In John Hannah‘s Our Legacy: The History of Christian Doctrine, Hannah discusses the lack of interest (at the least) and knowledge in theology and church history on the part of the church universal. Hannah counters the claim that the church in America needs a revival by stating what the church needs is a revolution – a return to the church knowing God through the authority and power of His Word, and for the church to find its roots again through the teachings of our early church fathers and past great saints.
In regards to theology, Hannah states: “… the quest for the knowledge of God is not an idle pastime, … spiritual vitality in any era is found in people who know their God, and that the greatest danger for the church is ignorance of God” (10). While some are correct in warning against gaining just a head knowledge of God, they tend to neglect acknowledging theology’s vital role in the life of the church and believer.
When speaking of church history and historical theology, Hannah states: “A Christianity separated from historical credibility is not a biblical faith: a Christianity without theology is mere morality is mere morality and not the faith ‘once for all handed down to the saints’ (Jude 3)” (10).
I would like to add to Hannah’s words that Christians would do well to understand philosophical thought as well, particularly the history of Western philosophy (not because I am biased against Eastern philosophy; rather, Western philosophy has had a larger role in Christianity in general and believers in American will connect with the history of Western philosophy easier than with Eastern philosophy.
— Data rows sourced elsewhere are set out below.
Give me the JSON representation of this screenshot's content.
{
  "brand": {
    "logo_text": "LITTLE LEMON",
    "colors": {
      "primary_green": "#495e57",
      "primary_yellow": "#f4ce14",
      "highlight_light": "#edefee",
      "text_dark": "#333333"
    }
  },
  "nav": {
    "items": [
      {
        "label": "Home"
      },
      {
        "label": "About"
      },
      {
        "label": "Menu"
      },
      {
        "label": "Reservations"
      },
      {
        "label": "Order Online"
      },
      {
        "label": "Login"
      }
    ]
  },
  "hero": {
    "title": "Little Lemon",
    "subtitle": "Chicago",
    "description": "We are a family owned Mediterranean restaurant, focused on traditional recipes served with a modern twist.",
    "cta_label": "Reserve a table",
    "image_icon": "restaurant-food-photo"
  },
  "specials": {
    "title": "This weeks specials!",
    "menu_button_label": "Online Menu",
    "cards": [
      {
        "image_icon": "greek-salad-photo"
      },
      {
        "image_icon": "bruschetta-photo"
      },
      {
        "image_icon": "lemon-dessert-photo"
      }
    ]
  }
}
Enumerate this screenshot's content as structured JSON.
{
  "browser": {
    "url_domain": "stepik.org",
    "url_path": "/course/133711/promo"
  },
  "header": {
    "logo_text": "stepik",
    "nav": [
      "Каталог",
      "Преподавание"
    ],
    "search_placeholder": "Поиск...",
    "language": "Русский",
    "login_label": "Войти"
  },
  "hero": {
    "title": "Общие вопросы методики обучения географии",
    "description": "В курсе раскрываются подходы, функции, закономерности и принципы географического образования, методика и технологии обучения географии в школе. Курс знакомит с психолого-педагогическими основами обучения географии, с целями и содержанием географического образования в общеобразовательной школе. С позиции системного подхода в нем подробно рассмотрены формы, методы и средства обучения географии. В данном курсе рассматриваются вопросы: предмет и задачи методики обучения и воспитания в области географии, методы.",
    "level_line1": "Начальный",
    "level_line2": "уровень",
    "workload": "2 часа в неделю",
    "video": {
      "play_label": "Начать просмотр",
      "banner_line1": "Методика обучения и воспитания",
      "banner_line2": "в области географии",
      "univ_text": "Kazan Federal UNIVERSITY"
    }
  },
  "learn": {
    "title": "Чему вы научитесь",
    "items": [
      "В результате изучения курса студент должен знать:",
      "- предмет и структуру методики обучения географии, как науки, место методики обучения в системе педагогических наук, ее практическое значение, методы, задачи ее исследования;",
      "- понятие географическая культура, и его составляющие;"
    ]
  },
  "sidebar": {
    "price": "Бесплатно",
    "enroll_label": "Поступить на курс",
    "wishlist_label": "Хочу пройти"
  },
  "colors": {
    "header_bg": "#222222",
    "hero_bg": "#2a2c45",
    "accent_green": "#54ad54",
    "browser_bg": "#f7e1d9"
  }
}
I do think, however, that a survey of Eastern philosophy would be helpful to help understand the Eastern influence on American spirituality today). Before the Enlightenment, most Christian theologians had no qualms in employing philosophy in the service of theology. Irenaeus, Augustine, Anselm, and Aquinas are just a few who used philosophy to under-gird their theology (though they did so with a critical eye, correcting secular philosophers when their philosophy went against revelation). Understanding the trajectory of philosophical thought over history can help one to understand how we’ve arrived where we are as a culture today, and how one can respond biblically to the ideas of the world that set themselves against Christ.
An excellent book (that is easy to read) is Samuel Stumpf and James Fieser’s Philosophy: History and Problems. While this book has recently been released in its 8th edition, cheaper editions can be found on Amazon.com or Half.com. This book does a good job in providing a general overview on the history of philosophy up to recent philosophers. However, if you want a history of philosophy along with commentary on the major thinkers, then you cannot go wrong with Frederick Copleston’s 9 volume A History of Philosophy. This can be some hefty reading (each volume can run between 300 – 500 pages), but it’s well worth your time.
A Christian who seeks to understand the history of their Christian faith must take seriously the issue of philosophy if he is to understand the development/refinement of orthodox Christian doctrines, the doctrinal controversies throughout history, and the various heresies encountered over time.